Using the pastoral trope, Kuyper enjoins his readers to:

Think only about your own situation. Think about your shepherding. Think about the flock entrusted to you. Think about your own responsibility to keep watch over that flock at night. What does your conscience say to you about that? The year is coming to a close. Days are flying by. Give an account of yourself; hold a reckoning of your own soul. Brothers and sisters, what, I ask what, have you done with your flock? What have you done with those about whom the Lord said to you, “I entrust these to you!”

Each one of us has been entrusted with the care of something. That’s the basic stewardship reality taught in Scripture. And the waiting of the shepherds, like the Advent waiting of Zechariah, was done in faithful commitment to their stewardship responsibility, whether in the field or the temple. So too must our waiting be a faithful waiting.

Or as John Milton put it in Sonnet 19, alluding to the parable of the workers in the vineyard, “They also serve who only stand and waite.” Let us wait in ready anticipation of the Jesus. Of him Kuyper confesses: “The Shepherd of all shepherds is the Lord, the great Shepherd of our souls.”

StJohnsAshfield StainedGlass GoodShepherd Portrait

Koehler Urges Higher Gas PricesU.S. households are projected to save an estimated average $550 on gasoline in 2015. According to U.S. Energy Information Administration’s Short Term Energy Outlook, “The average household will spend about $1,962 on gasoline in 2015, the first time that average will have fallen below $2,000 in five years.” Readers as well may assume the likelihood that falling fuel prices will exert some type of downward pressure on food and other commodity prices, which will be cheaper to bring to market.

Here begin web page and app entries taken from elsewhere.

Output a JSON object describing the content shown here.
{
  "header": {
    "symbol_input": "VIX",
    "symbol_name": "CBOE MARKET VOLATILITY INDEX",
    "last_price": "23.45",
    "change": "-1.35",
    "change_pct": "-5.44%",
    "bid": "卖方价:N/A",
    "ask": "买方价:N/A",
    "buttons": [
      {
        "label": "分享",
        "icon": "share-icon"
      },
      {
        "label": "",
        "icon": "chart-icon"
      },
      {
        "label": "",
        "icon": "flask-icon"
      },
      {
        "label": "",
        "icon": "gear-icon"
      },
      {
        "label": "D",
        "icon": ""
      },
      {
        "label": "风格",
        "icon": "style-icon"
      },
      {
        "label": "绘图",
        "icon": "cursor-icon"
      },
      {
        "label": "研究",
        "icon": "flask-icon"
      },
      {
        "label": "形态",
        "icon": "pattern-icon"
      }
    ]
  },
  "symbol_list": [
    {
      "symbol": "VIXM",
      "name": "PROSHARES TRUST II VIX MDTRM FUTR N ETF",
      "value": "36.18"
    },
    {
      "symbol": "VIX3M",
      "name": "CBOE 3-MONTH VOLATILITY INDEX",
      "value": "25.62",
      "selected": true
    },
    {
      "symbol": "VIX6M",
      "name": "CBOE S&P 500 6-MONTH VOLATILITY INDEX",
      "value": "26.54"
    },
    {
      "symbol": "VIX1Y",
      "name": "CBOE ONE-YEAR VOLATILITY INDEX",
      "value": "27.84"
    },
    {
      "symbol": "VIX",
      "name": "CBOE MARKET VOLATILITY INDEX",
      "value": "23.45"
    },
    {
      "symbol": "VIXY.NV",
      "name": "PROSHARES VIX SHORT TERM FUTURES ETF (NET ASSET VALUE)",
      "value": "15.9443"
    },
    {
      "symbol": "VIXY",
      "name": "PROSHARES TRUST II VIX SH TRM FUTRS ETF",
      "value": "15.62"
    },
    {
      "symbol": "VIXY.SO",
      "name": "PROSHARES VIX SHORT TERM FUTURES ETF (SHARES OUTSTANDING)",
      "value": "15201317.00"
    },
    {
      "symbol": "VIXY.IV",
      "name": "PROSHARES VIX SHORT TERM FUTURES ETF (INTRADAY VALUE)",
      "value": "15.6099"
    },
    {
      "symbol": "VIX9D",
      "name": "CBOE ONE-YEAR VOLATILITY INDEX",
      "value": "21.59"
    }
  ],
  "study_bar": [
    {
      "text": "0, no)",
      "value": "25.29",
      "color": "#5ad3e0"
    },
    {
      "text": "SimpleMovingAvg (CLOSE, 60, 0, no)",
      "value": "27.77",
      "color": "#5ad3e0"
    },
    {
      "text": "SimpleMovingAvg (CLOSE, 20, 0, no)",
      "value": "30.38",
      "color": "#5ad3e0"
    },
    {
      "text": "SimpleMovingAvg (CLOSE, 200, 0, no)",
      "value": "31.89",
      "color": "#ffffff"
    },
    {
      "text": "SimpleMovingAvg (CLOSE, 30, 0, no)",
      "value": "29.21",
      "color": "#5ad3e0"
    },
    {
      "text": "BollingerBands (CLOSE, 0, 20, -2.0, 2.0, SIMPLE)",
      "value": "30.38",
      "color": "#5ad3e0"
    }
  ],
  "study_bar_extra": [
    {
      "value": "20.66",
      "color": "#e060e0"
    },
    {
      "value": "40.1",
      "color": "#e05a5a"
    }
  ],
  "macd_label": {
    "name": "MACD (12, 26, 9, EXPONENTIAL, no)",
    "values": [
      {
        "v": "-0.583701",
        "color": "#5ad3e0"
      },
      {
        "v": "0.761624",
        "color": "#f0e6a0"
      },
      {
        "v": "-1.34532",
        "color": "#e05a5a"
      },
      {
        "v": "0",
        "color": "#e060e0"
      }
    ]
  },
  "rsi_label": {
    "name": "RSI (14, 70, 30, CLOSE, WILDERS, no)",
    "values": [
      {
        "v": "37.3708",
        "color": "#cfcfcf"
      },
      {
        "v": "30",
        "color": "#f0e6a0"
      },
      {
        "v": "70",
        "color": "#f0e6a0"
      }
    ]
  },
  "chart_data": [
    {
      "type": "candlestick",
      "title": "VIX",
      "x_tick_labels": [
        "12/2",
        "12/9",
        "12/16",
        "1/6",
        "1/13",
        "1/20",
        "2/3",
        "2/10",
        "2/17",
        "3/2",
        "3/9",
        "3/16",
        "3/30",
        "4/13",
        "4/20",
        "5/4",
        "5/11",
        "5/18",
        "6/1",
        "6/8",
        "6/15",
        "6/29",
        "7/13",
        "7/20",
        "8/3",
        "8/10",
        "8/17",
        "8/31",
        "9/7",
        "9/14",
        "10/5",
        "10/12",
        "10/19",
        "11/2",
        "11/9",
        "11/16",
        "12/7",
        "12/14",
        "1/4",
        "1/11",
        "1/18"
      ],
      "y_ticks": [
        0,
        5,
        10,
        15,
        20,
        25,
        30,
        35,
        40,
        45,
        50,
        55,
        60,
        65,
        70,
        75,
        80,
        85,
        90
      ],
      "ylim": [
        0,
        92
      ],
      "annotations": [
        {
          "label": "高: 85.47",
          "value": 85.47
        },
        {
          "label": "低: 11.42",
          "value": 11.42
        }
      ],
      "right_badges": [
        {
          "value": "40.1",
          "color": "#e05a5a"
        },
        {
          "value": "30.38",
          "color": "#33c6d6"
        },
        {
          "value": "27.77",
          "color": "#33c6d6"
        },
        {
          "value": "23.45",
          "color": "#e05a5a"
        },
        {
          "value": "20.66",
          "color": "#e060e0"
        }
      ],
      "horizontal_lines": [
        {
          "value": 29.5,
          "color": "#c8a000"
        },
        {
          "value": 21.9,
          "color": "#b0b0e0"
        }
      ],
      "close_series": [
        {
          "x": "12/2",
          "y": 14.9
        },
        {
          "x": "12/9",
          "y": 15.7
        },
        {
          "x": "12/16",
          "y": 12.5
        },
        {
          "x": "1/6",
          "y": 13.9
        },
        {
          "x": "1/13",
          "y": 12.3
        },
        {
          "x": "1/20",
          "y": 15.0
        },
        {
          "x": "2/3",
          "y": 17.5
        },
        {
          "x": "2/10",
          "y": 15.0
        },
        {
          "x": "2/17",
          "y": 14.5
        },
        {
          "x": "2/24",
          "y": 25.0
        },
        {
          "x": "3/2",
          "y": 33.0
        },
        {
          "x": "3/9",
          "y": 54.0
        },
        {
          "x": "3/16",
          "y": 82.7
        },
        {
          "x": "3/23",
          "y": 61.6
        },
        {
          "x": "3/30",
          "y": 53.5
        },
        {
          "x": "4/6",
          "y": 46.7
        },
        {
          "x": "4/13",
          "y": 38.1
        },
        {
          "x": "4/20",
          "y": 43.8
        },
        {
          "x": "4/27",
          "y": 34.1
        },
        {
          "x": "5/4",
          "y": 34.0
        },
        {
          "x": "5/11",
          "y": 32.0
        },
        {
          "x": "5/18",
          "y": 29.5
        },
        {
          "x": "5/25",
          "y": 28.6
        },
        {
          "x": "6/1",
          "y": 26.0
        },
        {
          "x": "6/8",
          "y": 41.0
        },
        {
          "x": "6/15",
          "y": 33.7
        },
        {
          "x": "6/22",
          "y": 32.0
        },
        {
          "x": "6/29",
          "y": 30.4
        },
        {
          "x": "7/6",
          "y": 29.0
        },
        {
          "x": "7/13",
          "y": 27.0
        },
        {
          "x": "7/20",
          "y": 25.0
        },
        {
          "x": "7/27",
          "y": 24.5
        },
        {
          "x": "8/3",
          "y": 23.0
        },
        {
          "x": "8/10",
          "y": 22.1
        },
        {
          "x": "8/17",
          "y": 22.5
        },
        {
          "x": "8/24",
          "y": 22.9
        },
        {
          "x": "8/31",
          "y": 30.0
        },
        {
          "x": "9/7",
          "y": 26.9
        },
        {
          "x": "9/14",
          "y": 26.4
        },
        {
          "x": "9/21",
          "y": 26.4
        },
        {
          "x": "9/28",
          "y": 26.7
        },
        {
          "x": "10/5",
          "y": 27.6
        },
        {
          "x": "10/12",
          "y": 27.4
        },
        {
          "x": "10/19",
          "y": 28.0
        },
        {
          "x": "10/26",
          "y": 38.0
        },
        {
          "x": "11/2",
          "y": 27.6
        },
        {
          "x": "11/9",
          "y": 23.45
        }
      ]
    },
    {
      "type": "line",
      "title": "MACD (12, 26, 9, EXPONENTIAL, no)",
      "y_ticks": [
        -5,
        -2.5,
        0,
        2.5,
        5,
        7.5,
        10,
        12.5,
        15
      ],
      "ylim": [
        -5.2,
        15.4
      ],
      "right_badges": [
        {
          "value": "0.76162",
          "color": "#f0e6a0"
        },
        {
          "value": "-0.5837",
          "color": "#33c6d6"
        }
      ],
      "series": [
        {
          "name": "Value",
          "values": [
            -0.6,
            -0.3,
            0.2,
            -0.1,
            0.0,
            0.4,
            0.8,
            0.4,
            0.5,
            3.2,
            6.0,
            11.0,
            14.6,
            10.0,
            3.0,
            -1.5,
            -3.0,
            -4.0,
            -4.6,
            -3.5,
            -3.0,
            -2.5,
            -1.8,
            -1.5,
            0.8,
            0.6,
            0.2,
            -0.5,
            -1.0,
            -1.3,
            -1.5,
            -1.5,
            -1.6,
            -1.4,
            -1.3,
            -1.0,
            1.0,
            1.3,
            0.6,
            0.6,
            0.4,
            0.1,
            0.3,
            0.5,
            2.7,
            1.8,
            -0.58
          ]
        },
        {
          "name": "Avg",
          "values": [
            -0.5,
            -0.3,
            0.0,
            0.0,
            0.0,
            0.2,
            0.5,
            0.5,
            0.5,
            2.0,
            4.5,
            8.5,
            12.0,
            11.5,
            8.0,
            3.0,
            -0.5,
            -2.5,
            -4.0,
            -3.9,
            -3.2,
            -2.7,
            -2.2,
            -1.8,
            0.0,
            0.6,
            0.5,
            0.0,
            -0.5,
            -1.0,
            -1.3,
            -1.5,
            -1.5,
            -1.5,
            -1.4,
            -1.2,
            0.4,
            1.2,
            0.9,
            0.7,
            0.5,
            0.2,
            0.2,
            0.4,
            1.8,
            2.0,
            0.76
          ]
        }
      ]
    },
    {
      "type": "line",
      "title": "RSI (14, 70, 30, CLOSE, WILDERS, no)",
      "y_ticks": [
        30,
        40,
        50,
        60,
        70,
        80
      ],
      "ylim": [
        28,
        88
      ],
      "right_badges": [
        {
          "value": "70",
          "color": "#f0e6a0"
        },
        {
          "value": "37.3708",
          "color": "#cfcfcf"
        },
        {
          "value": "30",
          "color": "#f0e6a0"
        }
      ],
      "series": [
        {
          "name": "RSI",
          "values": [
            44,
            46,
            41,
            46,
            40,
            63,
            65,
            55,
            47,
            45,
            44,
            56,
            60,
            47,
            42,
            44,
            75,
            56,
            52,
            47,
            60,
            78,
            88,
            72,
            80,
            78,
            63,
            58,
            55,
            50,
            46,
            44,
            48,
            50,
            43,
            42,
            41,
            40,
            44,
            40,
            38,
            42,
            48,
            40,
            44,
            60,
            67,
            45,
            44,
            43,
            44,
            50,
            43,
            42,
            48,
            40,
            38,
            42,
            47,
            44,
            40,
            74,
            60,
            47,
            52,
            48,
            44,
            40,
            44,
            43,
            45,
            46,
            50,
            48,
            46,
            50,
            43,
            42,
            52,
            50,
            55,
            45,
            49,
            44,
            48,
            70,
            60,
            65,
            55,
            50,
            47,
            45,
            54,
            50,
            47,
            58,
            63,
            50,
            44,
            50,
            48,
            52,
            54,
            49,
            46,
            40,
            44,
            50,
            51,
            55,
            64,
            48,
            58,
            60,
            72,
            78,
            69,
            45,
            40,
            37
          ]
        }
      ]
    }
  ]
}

By any realistic measure, this is great news for the United States in general and for the struggling lower middle class and poverty-stricken specifically. To those for whom reality is somewhat more elusive, however, it’s a travesty. Unfortunately, some of these individuals are advocating against the use of fossil fuels at cross purposes with their religious vocations. For example, nine bishops representing The Latin American Bishops Conference, the Symposium of Episcopal Conferences of Africa and Madagascar, the Federation of Asian Bishops Conferences and the French and Brazilian bishop’s conferences called for ceasing the use of fossil fuels: “We express an answer to what is considered God’s appeal to take action on the urgent and damaging situation of global climate warming.” (more…)